The exteriors of buildings are described, their public faces, and the public (or merely residual) spaces between them - as well as the fences along these, concealing abandoned wastelands. The interiors discussed are markets and malls, a public realm of sorts, even if privatised. This is the city most see and experience, yet is seldom given due attention by architects focused on individual buildings. Here lies much of the value of the book as well as in its descriptive verve and brutally frank comments. Students, who often will not voice strong opinion, might find it liberating.

But the publisher has let the book down a bit. The many, and necessary, photographs are often smudgy and small. And reflecting the text’s origins in articles, much that is casually referred to is fully understandable only right now and by well-informed local architects. Aneditor should have ensured that such matters are explained for future or foreign readers, without which the book’s shelf life and international appeal is curtailed.

Architecture’s Evil Empire? (an unenticing title) goes beyond describing problems with today’s architecture to explain how some of these arose and to provide pointers to remedies. Instead of the tacky commercialism that fills The New Ruins, it deals with what is seen as artistically ambitious architecture, typically sculpturally excessive and extravagantly expensive public works by ‘starchitects’ commissioned by well-intentioned clients. (Gullibility, in artistic and architectural as well as financial judgement, will surely be seen as characteristic of postmodern times.)
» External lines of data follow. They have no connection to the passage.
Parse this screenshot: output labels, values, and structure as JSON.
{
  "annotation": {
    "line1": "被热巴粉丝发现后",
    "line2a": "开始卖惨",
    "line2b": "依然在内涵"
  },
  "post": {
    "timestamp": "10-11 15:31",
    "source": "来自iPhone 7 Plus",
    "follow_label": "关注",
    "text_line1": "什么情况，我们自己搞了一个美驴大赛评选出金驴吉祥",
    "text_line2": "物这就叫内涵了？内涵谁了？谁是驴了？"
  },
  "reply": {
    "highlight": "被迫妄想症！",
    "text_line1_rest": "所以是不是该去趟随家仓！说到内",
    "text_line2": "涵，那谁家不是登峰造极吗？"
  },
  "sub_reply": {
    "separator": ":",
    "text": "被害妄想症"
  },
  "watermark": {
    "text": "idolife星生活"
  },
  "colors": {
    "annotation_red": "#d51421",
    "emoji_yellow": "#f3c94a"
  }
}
Lamenting architecture’s lost role in conveying stability and decorum, still present in earlier modern architecture, Glendinning sees current problems as excessive individualism, a concern with spectacle and a disconnection from reality. Since the first ‘iconic’ building, the Sydney Opera House, architects have increasingly pursued metaphorical form rather than meaning. All these trends are legitimated by the relativism of postmodern theory, or New Theory, whose influence persists as post-modernism was replaced by neo-modernism. There is also a useful discussion of urban design followed by tentative pointers to amelioration, not least in returning to the planning advocated by Patrick Geddes. Although basically sound, these proposals go nowhere near far enough.
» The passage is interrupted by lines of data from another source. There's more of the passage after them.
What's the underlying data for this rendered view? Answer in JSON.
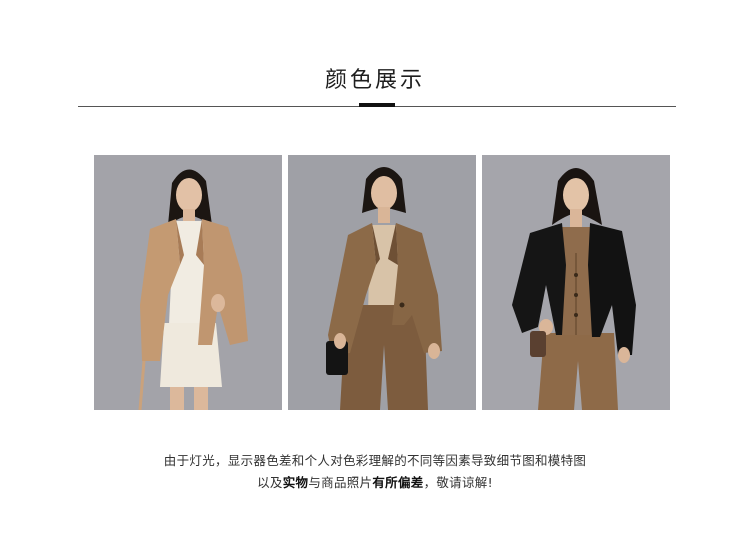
{
  "header": {
    "title": "颜色展示"
  },
  "photos": [
    {
      "label": "camel blazer with cream knit and skirt"
    },
    {
      "label": "brown blazer with beige top and trousers"
    },
    {
      "label": "black blazer with brown vest and trousers"
    }
  ],
  "disclaimer": {
    "line1": "由于灯光，显示器色差和个人对色彩理解的不同等因素导致细节图和模特图",
    "line2_prefix": "以及",
    "line2_bold1": "实物",
    "line2_mid": "与商品照片",
    "line2_bold2": "有所偏差",
    "line2_suffix": "，敬请谅解!"
  },
  "colors": {
    "background": "#ffffff",
    "photo_backdrop": "#a2a2a8",
    "camel": "#c49a72",
    "brown": "#8c6a48",
    "black": "#151515"
  }
}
Like Hatherley’s book, Architecture’s Evil Empire? displays a good grasp of recent history yet would gain from a larger temporal perspective. Both books describe part of the larger breakdown of 400 years of modernity, with post-modern relativism as its final dissolving agent. New Theory dangerously narrowed architectural discourse, crippled criticism and ignores much useful emergent thinking so cannot deal with pressing problems such as sustainability (which is not the narrowly technical issue Glendinning assumes).
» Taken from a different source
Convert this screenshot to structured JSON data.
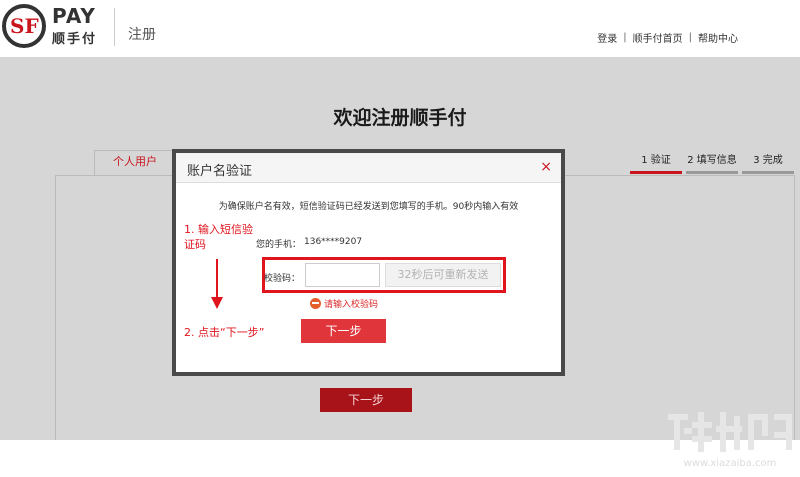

Rejecting hierarchy, it cannot prioritise; rejecting grand narratives, it ignores the grandest of interweaving narratives, such as those emerging from science: evolution, ecology, the cosmic unfolding, and so on. As 400 years or so of modernity wane, theory’s position is exactly analogous to late medieval scholasticism, arguing angels dancing on pin heads while the Renaissance burgeoned unnoticed.

Much that these books describe reflects these confusing transitional times when, unguided by relevant theory and criticism, many architects seem unsure of what better to do. The buildings decried here - Hatherley’s largely from the lower end of architectural aspiration, Glendinning’s from the top end - mostly convey an air of lost desperation. Do the starchitects actually believe much of what they say, or do they merely know they will get away with it? So what now? Will these essentially complementary books provoke debate and a search for solutions? Or must things get yet worse?

+ Excoriating criticism that’s long overdue
- Important texts let down by pedestrian publishing

A Guide to the New Ruins of Great Britain Owen Hatherley

Architecture’s Evil Empire? The Triumph & Tragedy of Global Modernism

Author: Miles Glendinning

Have your say

You must sign in to make a comment

Please remember that the submission of any material is governed by our Terms and Conditions and by submitting material you confirm your agreement to these Terms and Conditions. Links may be included in your comments but HTML is not permitted.